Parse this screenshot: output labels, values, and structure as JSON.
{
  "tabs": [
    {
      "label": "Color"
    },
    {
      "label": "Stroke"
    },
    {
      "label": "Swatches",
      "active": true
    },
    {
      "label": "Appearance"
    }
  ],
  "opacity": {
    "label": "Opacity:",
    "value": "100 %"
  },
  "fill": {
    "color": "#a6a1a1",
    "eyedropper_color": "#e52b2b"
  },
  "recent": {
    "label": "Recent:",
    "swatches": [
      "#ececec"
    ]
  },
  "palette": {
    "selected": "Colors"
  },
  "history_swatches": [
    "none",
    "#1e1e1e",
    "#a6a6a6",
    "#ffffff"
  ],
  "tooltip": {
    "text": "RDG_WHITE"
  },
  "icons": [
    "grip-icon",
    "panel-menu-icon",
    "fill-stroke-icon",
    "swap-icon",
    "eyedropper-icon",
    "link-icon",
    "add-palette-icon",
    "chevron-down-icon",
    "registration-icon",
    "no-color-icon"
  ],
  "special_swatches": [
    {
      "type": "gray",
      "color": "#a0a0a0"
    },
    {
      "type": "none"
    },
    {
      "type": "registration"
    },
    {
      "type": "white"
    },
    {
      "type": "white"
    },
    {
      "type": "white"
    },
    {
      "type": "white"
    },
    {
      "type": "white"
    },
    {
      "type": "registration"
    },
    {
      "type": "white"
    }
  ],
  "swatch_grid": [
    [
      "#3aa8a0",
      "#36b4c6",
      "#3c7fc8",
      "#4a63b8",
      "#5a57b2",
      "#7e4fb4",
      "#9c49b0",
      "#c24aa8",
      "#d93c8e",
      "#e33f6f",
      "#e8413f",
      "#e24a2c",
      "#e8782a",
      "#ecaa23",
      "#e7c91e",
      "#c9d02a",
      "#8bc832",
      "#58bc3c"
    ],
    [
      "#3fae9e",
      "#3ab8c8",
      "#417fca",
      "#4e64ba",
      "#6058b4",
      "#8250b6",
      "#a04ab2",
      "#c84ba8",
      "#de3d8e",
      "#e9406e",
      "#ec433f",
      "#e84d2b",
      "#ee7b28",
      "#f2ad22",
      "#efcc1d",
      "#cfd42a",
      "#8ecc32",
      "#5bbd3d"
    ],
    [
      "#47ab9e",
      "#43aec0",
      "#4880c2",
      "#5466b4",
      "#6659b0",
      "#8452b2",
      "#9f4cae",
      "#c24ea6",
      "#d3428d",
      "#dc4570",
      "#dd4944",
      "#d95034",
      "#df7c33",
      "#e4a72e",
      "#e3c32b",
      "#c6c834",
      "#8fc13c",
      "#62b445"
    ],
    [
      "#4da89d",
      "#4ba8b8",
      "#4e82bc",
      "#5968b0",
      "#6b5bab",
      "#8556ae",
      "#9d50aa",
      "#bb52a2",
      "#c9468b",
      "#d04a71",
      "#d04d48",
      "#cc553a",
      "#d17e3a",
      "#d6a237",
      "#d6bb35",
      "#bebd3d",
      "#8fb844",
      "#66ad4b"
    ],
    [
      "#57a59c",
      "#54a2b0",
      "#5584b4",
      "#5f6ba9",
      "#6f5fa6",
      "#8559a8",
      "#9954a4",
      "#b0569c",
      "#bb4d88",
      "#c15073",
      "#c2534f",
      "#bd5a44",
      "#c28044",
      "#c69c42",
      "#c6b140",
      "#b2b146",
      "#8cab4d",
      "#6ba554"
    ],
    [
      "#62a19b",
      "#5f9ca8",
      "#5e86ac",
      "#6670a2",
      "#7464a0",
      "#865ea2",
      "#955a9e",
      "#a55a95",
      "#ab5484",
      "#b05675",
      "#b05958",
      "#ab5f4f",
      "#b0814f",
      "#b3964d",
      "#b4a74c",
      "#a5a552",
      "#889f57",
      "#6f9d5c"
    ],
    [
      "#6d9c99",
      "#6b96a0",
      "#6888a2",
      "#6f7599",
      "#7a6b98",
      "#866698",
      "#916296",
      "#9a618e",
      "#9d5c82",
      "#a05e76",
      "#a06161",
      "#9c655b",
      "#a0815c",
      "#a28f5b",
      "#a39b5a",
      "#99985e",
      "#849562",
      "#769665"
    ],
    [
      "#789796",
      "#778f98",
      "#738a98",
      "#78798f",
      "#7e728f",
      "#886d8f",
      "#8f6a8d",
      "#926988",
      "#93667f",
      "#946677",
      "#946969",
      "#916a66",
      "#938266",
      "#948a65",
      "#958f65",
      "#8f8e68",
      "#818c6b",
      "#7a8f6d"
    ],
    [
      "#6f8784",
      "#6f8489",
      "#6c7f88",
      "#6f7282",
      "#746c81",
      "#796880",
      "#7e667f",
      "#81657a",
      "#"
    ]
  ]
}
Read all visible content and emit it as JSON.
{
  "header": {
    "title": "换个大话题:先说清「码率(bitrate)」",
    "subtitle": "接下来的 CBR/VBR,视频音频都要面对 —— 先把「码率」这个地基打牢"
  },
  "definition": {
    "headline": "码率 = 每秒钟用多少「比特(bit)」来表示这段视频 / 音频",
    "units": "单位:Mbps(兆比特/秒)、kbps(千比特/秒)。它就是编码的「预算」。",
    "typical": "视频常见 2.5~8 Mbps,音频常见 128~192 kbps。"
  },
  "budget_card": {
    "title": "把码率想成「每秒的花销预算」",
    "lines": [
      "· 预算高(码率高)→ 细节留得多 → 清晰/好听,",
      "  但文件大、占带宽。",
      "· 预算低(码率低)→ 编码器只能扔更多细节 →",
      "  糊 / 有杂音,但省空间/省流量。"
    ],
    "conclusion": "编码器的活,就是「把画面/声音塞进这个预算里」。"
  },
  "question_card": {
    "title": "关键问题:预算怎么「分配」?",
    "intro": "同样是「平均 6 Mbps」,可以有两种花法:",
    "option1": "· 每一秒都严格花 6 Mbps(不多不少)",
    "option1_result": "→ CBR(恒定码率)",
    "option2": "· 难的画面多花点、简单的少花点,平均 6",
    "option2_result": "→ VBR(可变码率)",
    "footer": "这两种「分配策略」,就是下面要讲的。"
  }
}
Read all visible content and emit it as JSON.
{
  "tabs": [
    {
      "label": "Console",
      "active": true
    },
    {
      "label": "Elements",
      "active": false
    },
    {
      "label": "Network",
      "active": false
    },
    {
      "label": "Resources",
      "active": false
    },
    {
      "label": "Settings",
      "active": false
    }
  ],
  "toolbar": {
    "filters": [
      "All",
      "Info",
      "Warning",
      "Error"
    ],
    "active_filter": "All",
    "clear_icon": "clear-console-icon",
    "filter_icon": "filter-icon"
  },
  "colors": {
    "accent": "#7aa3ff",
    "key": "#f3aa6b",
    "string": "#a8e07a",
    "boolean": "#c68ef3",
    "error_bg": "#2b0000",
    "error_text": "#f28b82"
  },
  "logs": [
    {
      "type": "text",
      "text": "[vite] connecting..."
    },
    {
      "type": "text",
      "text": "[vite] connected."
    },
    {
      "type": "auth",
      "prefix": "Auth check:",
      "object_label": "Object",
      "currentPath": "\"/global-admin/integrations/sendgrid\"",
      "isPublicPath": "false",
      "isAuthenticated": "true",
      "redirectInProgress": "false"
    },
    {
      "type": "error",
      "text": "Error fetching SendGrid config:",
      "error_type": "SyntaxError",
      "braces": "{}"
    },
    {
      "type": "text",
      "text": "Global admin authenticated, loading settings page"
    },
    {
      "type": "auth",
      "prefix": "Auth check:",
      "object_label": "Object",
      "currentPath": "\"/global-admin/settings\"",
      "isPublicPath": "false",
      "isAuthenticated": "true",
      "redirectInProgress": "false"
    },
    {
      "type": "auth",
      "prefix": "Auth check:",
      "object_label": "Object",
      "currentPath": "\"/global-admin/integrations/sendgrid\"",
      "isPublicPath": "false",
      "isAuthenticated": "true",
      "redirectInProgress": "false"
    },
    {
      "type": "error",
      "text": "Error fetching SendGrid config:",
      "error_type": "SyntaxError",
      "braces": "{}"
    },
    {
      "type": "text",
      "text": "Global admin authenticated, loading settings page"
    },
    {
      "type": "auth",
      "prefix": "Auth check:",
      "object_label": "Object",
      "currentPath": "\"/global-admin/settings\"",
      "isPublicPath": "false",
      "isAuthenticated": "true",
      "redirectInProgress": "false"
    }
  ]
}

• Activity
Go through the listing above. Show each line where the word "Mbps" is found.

• Answer space
    "units": "单位:Mbps(兆比特/秒)、kbps(千比特/秒)。它就是编码的「预算」。",
    "typical": "视频常见 2.5~8 Mbps,音频常见 128~192 kbps。"
    "intro": "同样是「平均 6 Mbps」,可以有两种花法:",
    "option1": "· 每一秒都严格花 6 Mbps(不多不少)",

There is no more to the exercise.